The new Concacaf Champions League will continue to be played in a direct elimination knockout stage format and will be composed of five rounds (round one, round of 16, quarterfinals, semifinals and final). The first four stages will include home and away play, while the Final, where Concacaf’s Champion will be crowned, will be played as a single leg match on a weekend date.
Of the 27 clubs that will participate, 22 will begin play in Round One and 5 will receive a bye to the Round of 16.
The qualification process for the clubs will be divided per region as follows:

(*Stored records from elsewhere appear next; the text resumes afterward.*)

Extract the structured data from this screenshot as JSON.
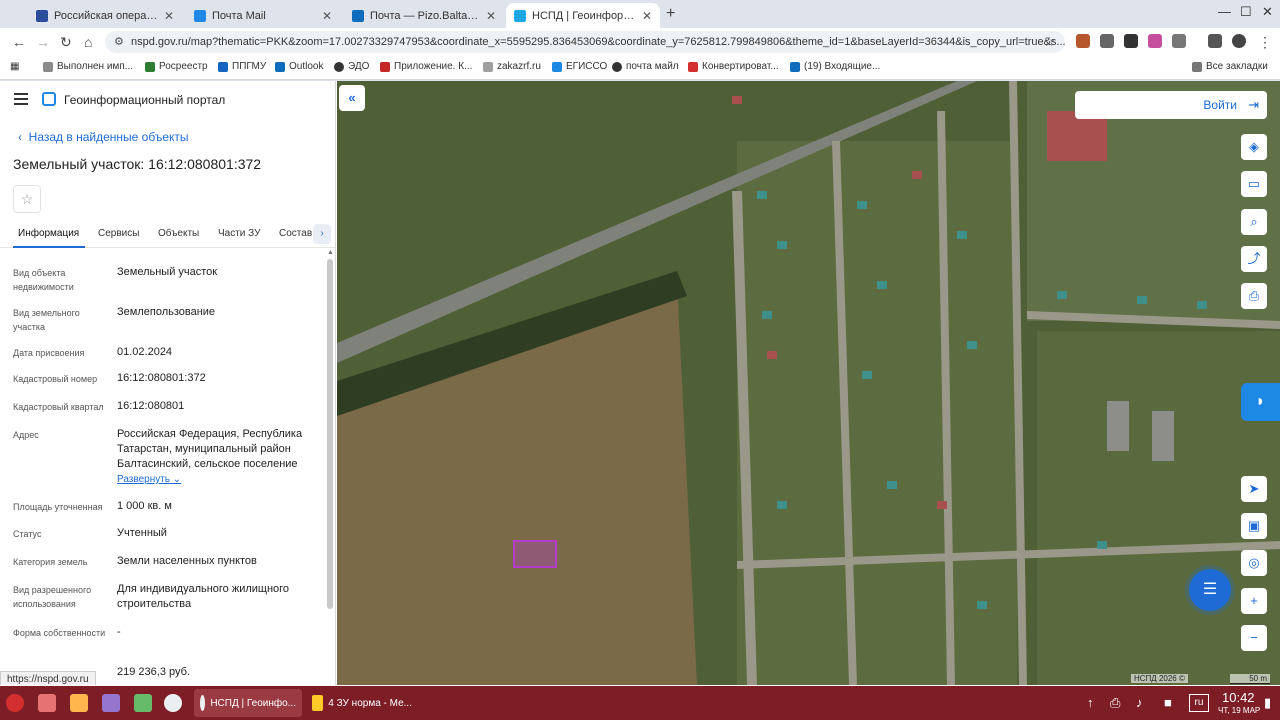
{
  "browser": {
    "tabs": [
      {
        "title": "Российская операционн",
        "favicon_color": "#2b4d9c"
      },
      {
        "title": "Почта Mail",
        "favicon_color": "#1e88e5"
      },
      {
        "title": "Почта — Pizo.Baltasi@tat",
        "favicon_color": "#0f6cbd"
      },
      {
        "title": "НСПД | Геоинформацион",
        "favicon_color": "#1ea7e5"
      }
    ],
    "url": "nspd.gov.ru/map?thematic=PKK&zoom=17.00273329747953&coordinate_x=5595295.836453069&coordinate_y=7625812.799849806&theme_id=1&baseLayerId=36344&is_copy_url=true&s...",
    "bookmarks": [
      "Выполнен имп...",
      "Росреестр",
      "ППГМУ",
      "Outlook",
      "ЭДО",
      "Приложение. К...",
      "zakazrf.ru",
      "ЕГИССО",
      "почта майл",
      "Конвертироват...",
      "(19) Входящие..."
    ],
    "all_bookmarks": "Все закладки"
  },
  "panel": {
    "portal_title": "Геоинформационный портал",
    "back_link": "Назад в найденные объекты",
    "object_title": "Земельный участок: 16:12:080801:372",
    "tabs": [
      "Информация",
      "Сервисы",
      "Объекты",
      "Части ЗУ",
      "Состав"
    ],
    "fields": [
      {
        "label": "Вид объекта недвижимости",
        "value": "Земельный участок"
      },
      {
        "label": "Вид земельного участка",
        "value": "Землепользование"
      },
      {
        "label": "Дата присвоения",
        "value": "01.02.2024"
      },
      {
        "label": "Кадастровый номер",
        "value": "16:12:080801:372"
      },
      {
        "label": "Кадастровый квартал",
        "value": "16:12:080801"
      },
      {
        "label": "Адрес",
        "value": "Российская Федерация, Республика Татарстан, муниципальный район Балтасинский, сельское поселение"
      },
      {
        "label": "Площадь уточненная",
        "value": "1 000 кв. м"
      },
      {
        "label": "Статус",
        "value": "Учтенный"
      },
      {
        "label": "Категория земель",
        "value": "Земли населенных пунктов"
      },
      {
        "label": "Вид разрешенного использования",
        "value": "Для индивидуального жилищного строительства"
      },
      {
        "label": "Форма собственности",
        "value": "-"
      },
      {
        "label": "",
        "value": "219 236,3 руб."
      }
    ],
    "expand_label": "Развернуть",
    "status_url": "https://nspd.gov.ru"
  },
  "map": {
    "login_label": "Войти",
    "attribution": "НСПД 2026 ©",
    "scale": "50 m"
  },
  "taskbar": {
    "tasks": [
      "НСПД | Геоинфо...",
      "4 ЗУ норма - Ме..."
    ],
    "lang": "ru",
    "time": "10:42",
    "date": "ЧТ, 19 МАР"
  }
}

Canadian, Mexican and USA clubs will qualify for the Concacaf Champions League via their domestic leagues and Member Association Cups (US Open Cup and Canadian Championship).
Additionally, Liga MX and MLS clubs will also qualify via an expanded Leagues Cup, which will in 2023 become part of Concacaf’s new club ecosystem and will incorporate all clubs from both leagues.

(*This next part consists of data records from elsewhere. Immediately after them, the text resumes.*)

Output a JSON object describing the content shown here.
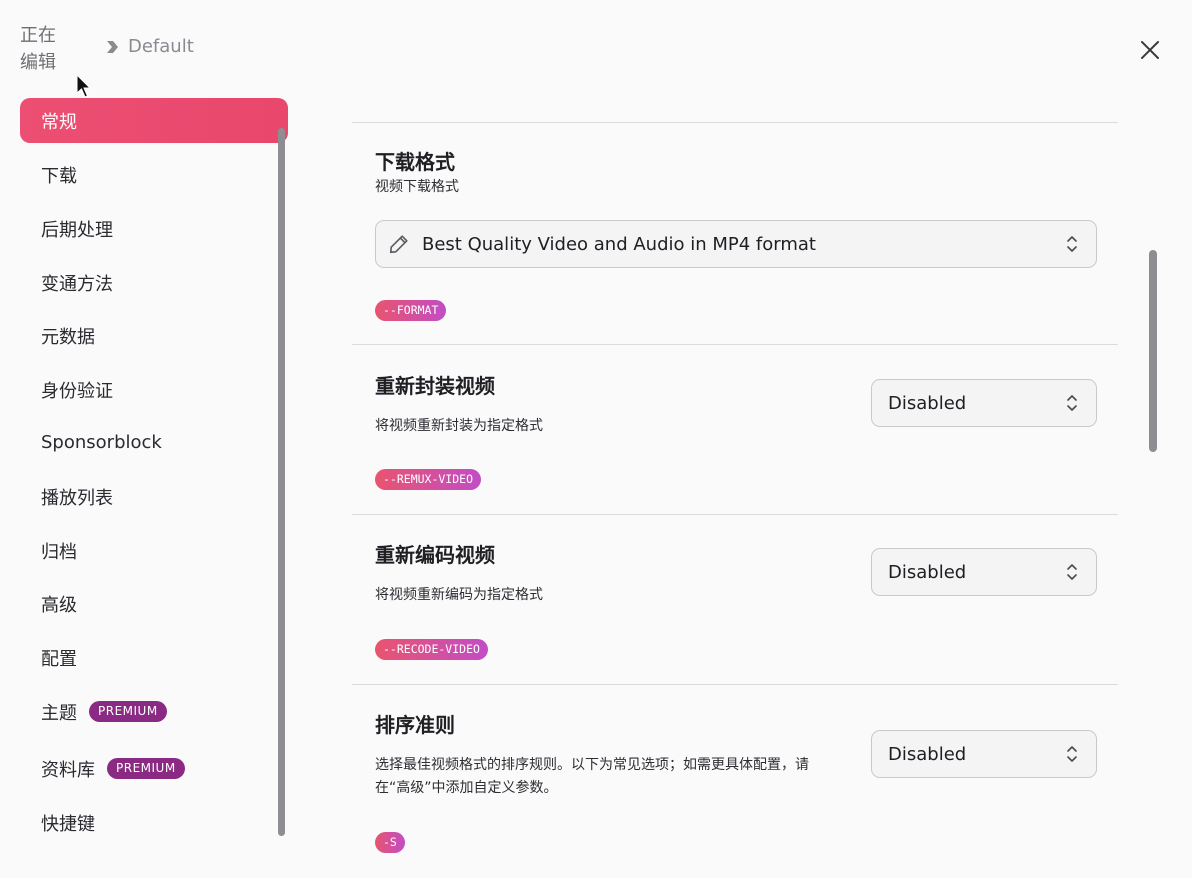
{
  "header": {
    "editing_label": "正在编辑",
    "breadcrumb_profile": "Default"
  },
  "sidebar": {
    "items": [
      {
        "label": "常规",
        "active": true
      },
      {
        "label": "下载"
      },
      {
        "label": "后期处理"
      },
      {
        "label": "变通方法"
      },
      {
        "label": "元数据"
      },
      {
        "label": "身份验证"
      },
      {
        "label": "Sponsorblock"
      },
      {
        "label": "播放列表"
      },
      {
        "label": "归档"
      },
      {
        "label": "高级"
      },
      {
        "label": "配置"
      },
      {
        "label": "主题",
        "badge": "PREMIUM"
      },
      {
        "label": "资料库",
        "badge": "PREMIUM"
      },
      {
        "label": "快捷键"
      }
    ]
  },
  "sections": [
    {
      "title": "下载格式",
      "description": "视频下载格式",
      "value": "Best Quality Video and Audio in MP4 format",
      "flag": "--FORMAT"
    },
    {
      "title": "重新封装视频",
      "description": "将视频重新封装为指定格式",
      "value": "Disabled",
      "flag": "--REMUX-VIDEO"
    },
    {
      "title": "重新编码视频",
      "description": "将视频重新编码为指定格式",
      "value": "Disabled",
      "flag": "--RECODE-VIDEO"
    },
    {
      "title": "排序准则",
      "description_line1": "选择最佳视频格式的排序规则。以下为常见选项；如需更具体配置，请",
      "description_line2": "在“高级”中添加自定义参数。",
      "value": "Disabled",
      "flag": "-S"
    }
  ],
  "colors": {
    "accent": "#ec4f73",
    "premium_badge": "#8b2a83",
    "tag_gradient_start": "#e8546f",
    "tag_gradient_end": "#c24dc5"
  },
  "icons": [
    "chevron-right-icon",
    "close-icon",
    "pencil-icon",
    "chevron-updown-icon",
    "mouse-cursor-icon"
  ]
}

In total, 18 North American clubs will participate in the Concacaf Champions League. They will be determined as follows:
Round One (15 North American clubs): *Five Liga MX clubs, four MLS clubs, two Canadian Premier League clubs, two Leagues Cup clubs (second and third place finishers), the US Open Cup Winner and the Canadian Championship winner.
Round of 16 (3 North American clubs): Liga MX winner*, MLS Cup winner and Leagues Cup winner
*A detailed qualification criteria will be communicated in due course.
For Central America, clubs will qualify for the Concacaf Champions League via a new Central American Cup that will include a Group Stage and a Knockout Stage. At the conclusion of the new Central American Cup six clubs will qualify for the Concacaf Champions League and will begin play as follows:
Round One (5 Central American clubs): Central American Cup second-place finisher, two losing semifinalists and two play-in winners.
Round of 16 (1 Central American club): Central American Cup Champion
The 20 clubs that will participate in the Central American Cup will be determined via domestic league play and a new UNCAF Cup.
More details on the new Central American Cup and UNCAF Cup will be communicated by in due course.
For the Caribbean, clubs will qualify for the Concacaf Champions League via a new Caribbean Cup that will include a Group Stage and a Knockout Stage. At the conclusion of the Caribbean Cup three clubs will qualify for the Concacaf Champions League and will begin play as follows:
Round One (2 Caribbean clubs): Caribbean Cup second and third place finishers
Round of 16 (1 Caribbean club): Caribbean Cup Champion
The 10 clubs that will participate in the Caribbean cup will be determined via domestic league play for the professional Caribbean Leagues and the new CFU Cup.
More details on the new Caribbean Cup will be communicated by in due course.
The current format of the Concacaf Champions League – the Scotiabank Concacaf Champions League – will remain in place for the 2022 and 2023 editions. In 2023 it will be a transition year with the last edition under the current format played in the spring, prior to the new regional cup competitions commencing in the fall.
The single leg Final of the 2021 Scotiabank Concacaf Champions League (SCCL) between CF Monterrey and Club America is scheduled to be played at BBVA Stadium. The winner will replace Tigres UANL (MEX) as the Confederation’s champion and will represent Concacaf at the 2021 FIFA Club World Cup, to be played later this year.
Tigres UANL (Mexico) is the current Concacaf Champions League title holder having won the 2020 edition after narrowly defeating Los Angeles FC (USA) 2-1 in a compelling final played in Orlando, Florida. The Mexican club represented the region at the 2020 FIFA Club World Cup in Doha, Qatar and made history by becoming the Concacaf region’s first club to reach the tournament’s final.